▶ _Exercise_: Please repeat the data exactly. Any picture in it stays out.
Dataset content section start
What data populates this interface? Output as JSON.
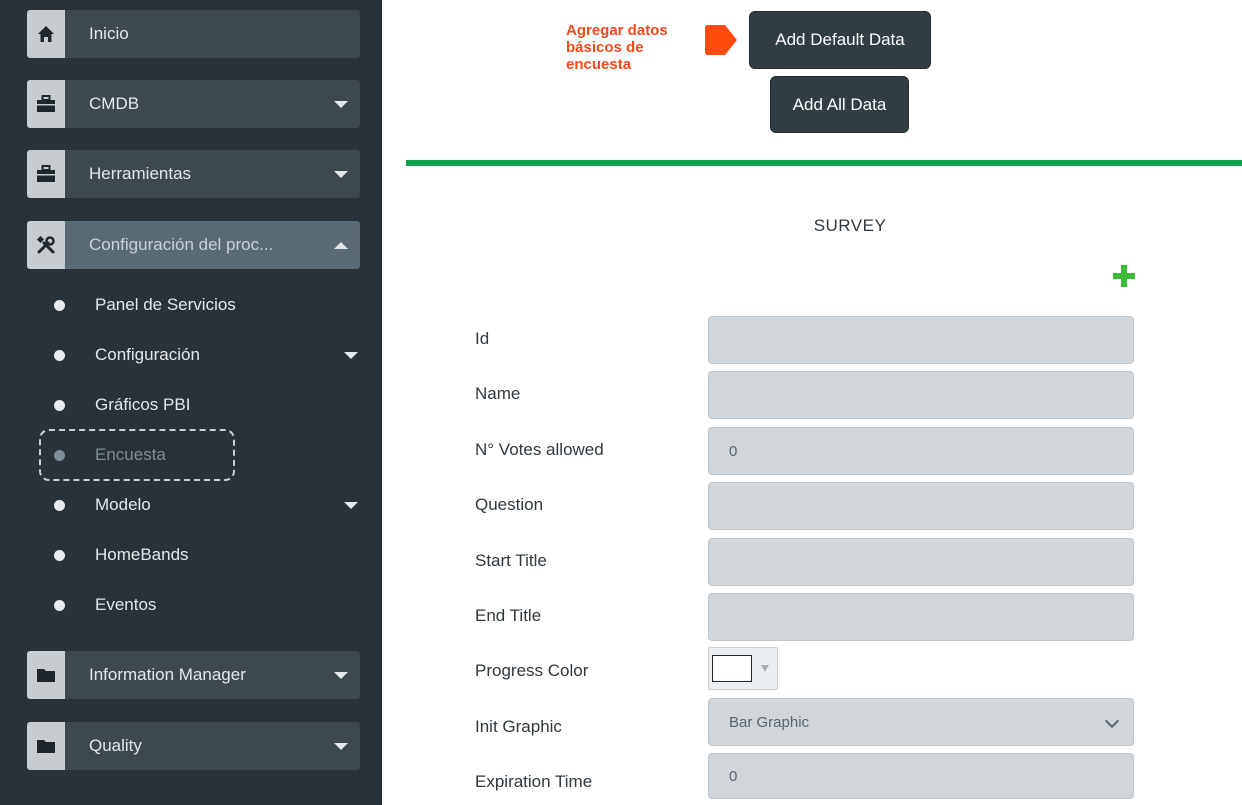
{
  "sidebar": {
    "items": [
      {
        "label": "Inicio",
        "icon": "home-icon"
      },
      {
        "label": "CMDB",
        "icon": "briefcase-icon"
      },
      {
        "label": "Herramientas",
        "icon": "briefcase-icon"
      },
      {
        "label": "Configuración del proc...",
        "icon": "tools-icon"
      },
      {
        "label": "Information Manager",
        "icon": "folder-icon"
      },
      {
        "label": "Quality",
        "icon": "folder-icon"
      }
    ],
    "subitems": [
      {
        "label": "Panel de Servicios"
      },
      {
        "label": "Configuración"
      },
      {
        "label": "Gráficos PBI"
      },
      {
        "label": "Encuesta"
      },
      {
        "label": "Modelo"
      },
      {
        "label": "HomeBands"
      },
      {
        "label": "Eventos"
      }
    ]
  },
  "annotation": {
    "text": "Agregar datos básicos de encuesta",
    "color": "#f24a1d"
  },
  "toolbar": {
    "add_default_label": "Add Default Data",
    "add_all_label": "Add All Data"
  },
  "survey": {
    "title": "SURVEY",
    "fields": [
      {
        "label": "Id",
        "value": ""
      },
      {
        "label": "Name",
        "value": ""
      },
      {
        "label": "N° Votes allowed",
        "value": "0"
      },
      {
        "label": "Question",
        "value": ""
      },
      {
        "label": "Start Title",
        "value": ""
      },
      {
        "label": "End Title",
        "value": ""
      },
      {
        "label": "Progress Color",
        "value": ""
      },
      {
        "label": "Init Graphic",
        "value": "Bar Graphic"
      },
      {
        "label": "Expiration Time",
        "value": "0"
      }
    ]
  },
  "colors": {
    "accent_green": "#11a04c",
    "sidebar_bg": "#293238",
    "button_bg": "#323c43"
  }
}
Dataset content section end
▶ _Your response_:
What data populates this interface? Output as JSON.
{
  "sidebar": {
    "items": [
      {
        "label": "Inicio",
        "icon": "home-icon"
      },
      {
        "label": "CMDB",
        "icon": "briefcase-icon"
      },
      {
        "label": "Herramientas",
        "icon": "briefcase-icon"
      },
      {
        "label": "Configuración del proc...",
        "icon": "tools-icon"
      },
      {
        "label": "Information Manager",
        "icon": "folder-icon"
      },
      {
        "label": "Quality",
        "icon": "folder-icon"
      }
    ],
    "subitems": [
      {
        "label": "Panel de Servicios"
      },
      {
        "label": "Configuración"
      },
      {
        "label": "Gráficos PBI"
      },
      {
        "label": "Encuesta"
      },
      {
        "label": "Modelo"
      },
      {
        "label": "HomeBands"
      },
      {
        "label": "Eventos"
      }
    ]
  },
  "annotation": {
    "text": "Agregar datos básicos de encuesta",
    "color": "#f24a1d"
  },
  "toolbar": {
    "add_default_label": "Add Default Data",
    "add_all_label": "Add All Data"
  },
  "survey": {
    "title": "SURVEY",
    "fields": [
      {
        "label": "Id",
        "value": ""
      },
      {
        "label": "Name",
        "value": ""
      },
      {
        "label": "N° Votes allowed",
        "value": "0"
      },
      {
        "label": "Question",
        "value": ""
      },
      {
        "label": "Start Title",
        "value": ""
      },
      {
        "label": "End Title",
        "value": ""
      },
      {
        "label": "Progress Color",
        "value": ""
      },
      {
        "label": "Init Graphic",
        "value": "Bar Graphic"
      },
      {
        "label": "Expiration Time",
        "value": "0"
      }
    ]
  },
  "colors": {
    "accent_green": "#11a04c",
    "sidebar_bg": "#293238",
    "button_bg": "#323c43"
  }
}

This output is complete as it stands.